Nolan Warden



Cuba (Afro-Cuban), Mexico (Wixárika / Huichol; música regional); African and Indigenous legacies in the Americas; capitalism, piracy, ethnography as commodification; exoteric ethnomusicology

Ph.D., Ethnomusicology, UCLA 2015; M.A., Musicology, Tufts University 2006; B.Mus., Music Performance & Music Business/Management, Berklee College of Music 2002

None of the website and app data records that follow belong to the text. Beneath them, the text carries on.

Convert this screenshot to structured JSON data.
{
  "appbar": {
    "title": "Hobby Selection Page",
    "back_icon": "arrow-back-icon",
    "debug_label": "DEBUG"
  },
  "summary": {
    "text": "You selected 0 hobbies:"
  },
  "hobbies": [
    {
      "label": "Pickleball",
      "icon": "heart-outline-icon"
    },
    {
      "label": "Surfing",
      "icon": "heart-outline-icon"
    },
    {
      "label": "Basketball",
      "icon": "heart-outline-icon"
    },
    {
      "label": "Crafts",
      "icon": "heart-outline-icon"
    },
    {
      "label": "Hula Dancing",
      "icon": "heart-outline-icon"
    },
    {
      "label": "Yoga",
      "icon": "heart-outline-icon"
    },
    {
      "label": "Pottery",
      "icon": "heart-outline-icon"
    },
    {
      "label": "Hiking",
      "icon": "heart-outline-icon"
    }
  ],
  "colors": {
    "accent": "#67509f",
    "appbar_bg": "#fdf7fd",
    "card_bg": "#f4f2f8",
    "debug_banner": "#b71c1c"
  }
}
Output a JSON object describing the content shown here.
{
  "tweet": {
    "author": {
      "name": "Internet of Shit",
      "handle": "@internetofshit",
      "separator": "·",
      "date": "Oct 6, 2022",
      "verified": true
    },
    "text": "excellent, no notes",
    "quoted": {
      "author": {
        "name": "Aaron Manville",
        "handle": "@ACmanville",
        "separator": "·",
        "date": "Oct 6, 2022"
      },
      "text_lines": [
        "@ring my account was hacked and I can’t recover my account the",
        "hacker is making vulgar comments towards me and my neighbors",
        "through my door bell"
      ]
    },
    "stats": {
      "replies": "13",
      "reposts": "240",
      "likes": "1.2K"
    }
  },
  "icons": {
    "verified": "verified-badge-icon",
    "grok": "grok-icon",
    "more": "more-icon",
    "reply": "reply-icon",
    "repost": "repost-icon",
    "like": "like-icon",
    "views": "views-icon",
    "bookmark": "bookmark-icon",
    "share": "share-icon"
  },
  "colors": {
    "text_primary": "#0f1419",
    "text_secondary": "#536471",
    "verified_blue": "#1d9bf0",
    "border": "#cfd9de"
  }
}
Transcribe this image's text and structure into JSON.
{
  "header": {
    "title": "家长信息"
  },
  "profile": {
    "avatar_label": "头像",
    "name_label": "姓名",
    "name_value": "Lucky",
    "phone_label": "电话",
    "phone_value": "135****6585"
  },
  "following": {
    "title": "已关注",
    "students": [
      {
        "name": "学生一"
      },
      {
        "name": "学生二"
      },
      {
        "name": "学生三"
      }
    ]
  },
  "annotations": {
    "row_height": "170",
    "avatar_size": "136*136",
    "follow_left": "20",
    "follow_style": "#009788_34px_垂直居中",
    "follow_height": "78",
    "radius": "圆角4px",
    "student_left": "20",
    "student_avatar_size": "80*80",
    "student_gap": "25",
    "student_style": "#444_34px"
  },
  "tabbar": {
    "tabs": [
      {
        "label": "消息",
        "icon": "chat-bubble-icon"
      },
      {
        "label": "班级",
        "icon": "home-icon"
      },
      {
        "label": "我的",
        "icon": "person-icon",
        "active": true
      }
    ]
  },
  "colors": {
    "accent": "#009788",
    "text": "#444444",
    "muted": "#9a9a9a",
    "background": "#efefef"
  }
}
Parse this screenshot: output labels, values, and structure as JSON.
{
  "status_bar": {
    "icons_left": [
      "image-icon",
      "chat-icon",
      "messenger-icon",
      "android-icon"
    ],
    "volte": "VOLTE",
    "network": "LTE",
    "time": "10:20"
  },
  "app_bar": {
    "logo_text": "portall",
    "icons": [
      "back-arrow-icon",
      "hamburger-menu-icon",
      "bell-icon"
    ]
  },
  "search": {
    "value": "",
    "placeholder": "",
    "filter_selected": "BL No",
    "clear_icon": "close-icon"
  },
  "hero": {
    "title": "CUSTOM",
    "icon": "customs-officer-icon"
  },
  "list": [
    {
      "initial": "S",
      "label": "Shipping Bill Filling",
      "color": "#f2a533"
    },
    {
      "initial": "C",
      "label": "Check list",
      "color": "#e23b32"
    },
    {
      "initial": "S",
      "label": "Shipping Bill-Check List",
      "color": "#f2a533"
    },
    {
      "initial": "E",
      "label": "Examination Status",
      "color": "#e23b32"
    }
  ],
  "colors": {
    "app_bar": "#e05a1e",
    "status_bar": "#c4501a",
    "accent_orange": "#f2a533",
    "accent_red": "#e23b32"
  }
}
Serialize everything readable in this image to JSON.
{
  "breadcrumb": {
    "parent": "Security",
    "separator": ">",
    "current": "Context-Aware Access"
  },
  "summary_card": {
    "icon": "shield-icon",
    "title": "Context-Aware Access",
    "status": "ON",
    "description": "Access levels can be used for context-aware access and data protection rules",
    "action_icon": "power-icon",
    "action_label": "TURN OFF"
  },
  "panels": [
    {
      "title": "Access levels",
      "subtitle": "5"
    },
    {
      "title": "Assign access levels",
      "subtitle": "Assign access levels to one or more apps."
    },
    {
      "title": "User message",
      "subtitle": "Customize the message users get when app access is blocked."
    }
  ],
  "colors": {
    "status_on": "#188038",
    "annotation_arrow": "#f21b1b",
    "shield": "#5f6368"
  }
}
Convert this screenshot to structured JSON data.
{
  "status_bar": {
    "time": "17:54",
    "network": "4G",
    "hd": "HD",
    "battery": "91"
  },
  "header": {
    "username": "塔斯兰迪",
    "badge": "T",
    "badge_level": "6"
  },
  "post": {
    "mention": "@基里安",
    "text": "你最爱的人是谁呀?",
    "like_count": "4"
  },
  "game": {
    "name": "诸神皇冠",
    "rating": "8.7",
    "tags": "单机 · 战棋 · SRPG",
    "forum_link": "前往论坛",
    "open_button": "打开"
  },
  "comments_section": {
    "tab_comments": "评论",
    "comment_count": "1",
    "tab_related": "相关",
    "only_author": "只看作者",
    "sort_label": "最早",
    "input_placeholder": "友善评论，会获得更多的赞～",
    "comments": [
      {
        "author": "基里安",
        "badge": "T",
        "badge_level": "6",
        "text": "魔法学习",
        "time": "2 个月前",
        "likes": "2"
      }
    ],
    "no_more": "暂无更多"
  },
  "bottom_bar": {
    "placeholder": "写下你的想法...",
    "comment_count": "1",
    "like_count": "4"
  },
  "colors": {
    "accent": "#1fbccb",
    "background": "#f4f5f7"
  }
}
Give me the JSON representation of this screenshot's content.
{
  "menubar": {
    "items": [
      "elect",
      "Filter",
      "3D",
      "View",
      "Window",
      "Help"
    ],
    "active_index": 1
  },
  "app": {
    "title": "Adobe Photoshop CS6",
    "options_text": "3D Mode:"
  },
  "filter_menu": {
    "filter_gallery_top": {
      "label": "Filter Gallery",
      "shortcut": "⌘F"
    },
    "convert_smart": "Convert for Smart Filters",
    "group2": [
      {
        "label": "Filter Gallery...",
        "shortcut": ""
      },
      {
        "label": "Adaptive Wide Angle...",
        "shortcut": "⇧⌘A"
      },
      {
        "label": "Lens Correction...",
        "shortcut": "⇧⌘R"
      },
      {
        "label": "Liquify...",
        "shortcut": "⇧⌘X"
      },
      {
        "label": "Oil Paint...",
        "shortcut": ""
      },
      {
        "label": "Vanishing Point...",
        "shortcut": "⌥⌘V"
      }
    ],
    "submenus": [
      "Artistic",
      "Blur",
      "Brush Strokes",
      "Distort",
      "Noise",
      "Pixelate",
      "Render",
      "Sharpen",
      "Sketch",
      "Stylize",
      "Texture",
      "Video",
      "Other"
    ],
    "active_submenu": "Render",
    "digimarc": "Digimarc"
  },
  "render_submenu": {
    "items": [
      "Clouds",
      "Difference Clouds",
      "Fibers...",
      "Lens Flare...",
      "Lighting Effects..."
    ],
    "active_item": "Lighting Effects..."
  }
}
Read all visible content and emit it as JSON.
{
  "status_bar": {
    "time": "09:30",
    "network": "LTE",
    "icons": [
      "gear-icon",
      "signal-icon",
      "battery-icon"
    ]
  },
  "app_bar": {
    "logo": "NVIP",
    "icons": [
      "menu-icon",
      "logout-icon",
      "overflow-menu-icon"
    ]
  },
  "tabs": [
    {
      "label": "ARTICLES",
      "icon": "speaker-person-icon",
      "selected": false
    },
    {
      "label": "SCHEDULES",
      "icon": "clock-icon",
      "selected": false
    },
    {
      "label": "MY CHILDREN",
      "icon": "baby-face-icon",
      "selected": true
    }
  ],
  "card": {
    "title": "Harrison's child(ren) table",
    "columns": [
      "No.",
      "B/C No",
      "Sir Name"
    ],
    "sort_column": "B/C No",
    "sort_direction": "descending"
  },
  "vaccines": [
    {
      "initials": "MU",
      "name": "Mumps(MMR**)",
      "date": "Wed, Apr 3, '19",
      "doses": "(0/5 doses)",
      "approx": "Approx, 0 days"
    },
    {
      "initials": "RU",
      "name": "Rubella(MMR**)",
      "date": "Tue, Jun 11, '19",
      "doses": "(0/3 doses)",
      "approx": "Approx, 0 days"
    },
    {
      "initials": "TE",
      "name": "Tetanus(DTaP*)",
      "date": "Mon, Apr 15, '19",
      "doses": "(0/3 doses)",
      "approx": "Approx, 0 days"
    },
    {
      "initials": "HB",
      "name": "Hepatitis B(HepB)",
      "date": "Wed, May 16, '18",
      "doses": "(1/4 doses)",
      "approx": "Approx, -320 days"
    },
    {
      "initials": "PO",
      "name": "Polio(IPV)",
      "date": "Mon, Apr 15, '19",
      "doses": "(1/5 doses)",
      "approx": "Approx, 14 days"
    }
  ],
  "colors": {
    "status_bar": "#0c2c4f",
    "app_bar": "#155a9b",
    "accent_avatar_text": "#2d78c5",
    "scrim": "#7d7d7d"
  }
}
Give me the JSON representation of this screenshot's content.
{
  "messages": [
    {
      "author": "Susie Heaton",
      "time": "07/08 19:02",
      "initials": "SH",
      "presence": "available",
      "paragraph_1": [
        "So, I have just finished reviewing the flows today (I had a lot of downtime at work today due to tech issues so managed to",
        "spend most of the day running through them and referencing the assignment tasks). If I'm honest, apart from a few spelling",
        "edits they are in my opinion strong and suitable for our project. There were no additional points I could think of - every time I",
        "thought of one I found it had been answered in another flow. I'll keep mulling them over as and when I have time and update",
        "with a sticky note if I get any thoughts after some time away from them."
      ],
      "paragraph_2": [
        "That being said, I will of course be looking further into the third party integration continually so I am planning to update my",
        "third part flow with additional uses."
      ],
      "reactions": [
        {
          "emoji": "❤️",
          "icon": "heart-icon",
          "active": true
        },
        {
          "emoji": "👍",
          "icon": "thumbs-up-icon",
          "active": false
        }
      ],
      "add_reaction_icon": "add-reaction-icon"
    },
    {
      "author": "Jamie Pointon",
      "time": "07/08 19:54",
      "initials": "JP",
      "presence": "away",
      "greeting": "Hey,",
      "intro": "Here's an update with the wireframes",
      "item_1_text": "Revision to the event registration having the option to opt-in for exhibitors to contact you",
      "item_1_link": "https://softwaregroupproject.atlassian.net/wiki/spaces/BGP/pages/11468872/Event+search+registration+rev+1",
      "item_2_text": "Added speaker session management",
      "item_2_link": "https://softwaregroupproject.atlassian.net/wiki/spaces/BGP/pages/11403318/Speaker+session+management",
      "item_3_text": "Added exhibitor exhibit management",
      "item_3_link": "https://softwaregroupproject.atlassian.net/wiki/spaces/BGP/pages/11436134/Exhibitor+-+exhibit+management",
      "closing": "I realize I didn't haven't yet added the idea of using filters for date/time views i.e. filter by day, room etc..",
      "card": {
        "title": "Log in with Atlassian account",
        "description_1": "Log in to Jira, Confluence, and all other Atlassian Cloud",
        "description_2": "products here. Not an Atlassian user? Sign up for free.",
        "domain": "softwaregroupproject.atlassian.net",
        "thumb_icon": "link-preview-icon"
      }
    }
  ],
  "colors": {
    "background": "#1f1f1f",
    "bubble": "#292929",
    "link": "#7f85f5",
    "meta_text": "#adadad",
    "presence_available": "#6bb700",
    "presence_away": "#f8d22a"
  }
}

Nolan Warden’s recent research has focused on indigenous Wixárika (Huichol) musicians who perform popular Mexican music, especially in regard to the commodification of identity and the political economy of musical labor. He has also conducted extensive research into Afro-Cuban music in Cuba and the United States, focusing on musicians as agents of transculturation in emergent forms of ritual drumming. His work has appeared in African Music, Percussive Notes, Ethnomusicology Review, and Notes, among other publications. Before his dissertation fieldwork, funded by Fulbright-IIE and other grants, he served as editor-in-chief of Ethnomusicology Review. Prior to attending UCLA, he taught at Malcolm X College in Chicago and College of Lake County in Waukegan, Illinois. As a professional percussionist, Nolan Warden has performed around the world in places such as Carnegie Hall, Lincoln Center, Teatro Colón in Buenos Aires, and the Seoul International Drum Festival.